A few months ago someone asked me (via email) which populations I would love to get typed (genetically that is). There is one population which did not come to mind at the time: the Sumerians. Why? Because these are arguably the first historic nation. The first self-conscious ethnic group which operated by the rules which we define as the fundamentals of literate civilization. Strangely, they are an ethno-linguistic isolate. My own assumption until lately has been that this is not too surprising, in that prior to the rise of expansive civilizations (Sargon of Akkad) there was much more linguistic and ethnic diversity than we currently see around us. Or, was evident even in the early Iron Age. In other words, the ancient Fertile Crescent may have resembled the highlands of Papua, with Hurrians, Akkadians, Gutians, Elamites, Sumerians, etc., all speaking mutually unintelligible dialects which diverged very far back in the mists of antiquity.

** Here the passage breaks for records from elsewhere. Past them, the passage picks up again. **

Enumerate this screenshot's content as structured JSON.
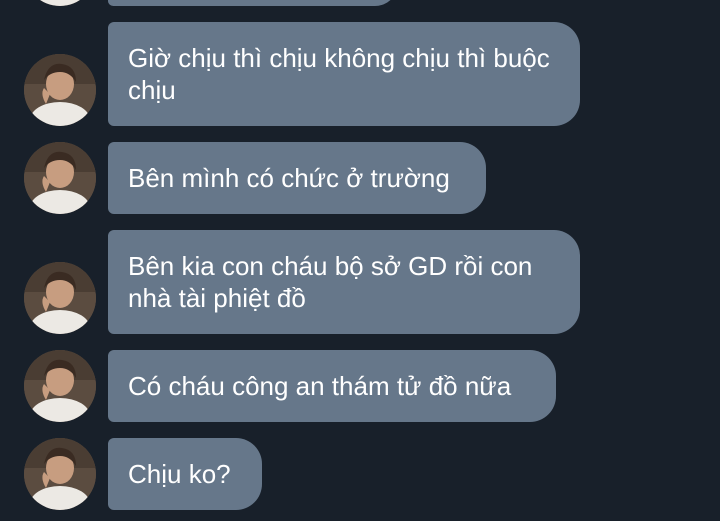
{
  "messages": [
    {
      "text": "Giờ chịu thì chịu không chịu thì buộc chịu"
    },
    {
      "text": "Bên mình có chức ở trường"
    },
    {
      "text": "Bên kia con cháu bộ sở GD rồi con nhà tài phiệt đồ"
    },
    {
      "text": "Có cháu công an thám tử đồ nữa"
    },
    {
      "text": "Chịu ko?"
    }
  ],
  "colors": {
    "background": "#18202a",
    "bubble": "#66778a",
    "text": "#ffffff"
  }
}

I am no longer quite so sure about this model. That is largely due to the possibility that there was a great deal of demographic change between the Mesolithic and the Bronze Age, with successive waves of layering and replacement. My rough model is that a few groups of farmers may have expanded to swallow up thousands of hunter-gatherer groups. These homogeneous farmer societies eventually would diversify, because they were not united by the institutional forces which cemented later imperial regimes, in particular, literate elites which had a sense of consciousness which extended deep into the past because of written records. Therefore, the diversification would presumably have been similar to what we see with Romance languages, or Indo-Aryan, branching out from an common root language which replaced many competitors rapidly. Without writing and large scale polities the divergence would be more rapid, and there would be many more tips on the phylogenetic tree.
The Sumerians, and their neighbors the Elamites, as well as groups like the Hatti and Hurrians & Urartian, pose problems for this thesis. None of these groups seem to be Indo-European or Semitic, the two dominant language families of Near East by ~1,000 B.C. You have in the ancient Near East then a situation where the light of history reveals before us not the diversification of Indo-European and Semitic speaking farmers, but rather a host of unique and disparate peoples, all simultaneously lurching toward literate civilization, one after another.
Something just does not add up in my models. Genetics will not solve the puzzle, but it may help in elucidating relationships. The origins of the Sumerians are murky, but many scholars have suggested that they may have arrived from the south (the oldest city, Eridu, is in the south). Others have suggested that the Sumerians descended from the mountains of the northeast. Though I presume that the people Arabia have changed a great deal since antiquity, it would be interesting if it was found that the Sumerians resembled the Qatari (at least the Eurasian component) more than they did the modern Assyrians.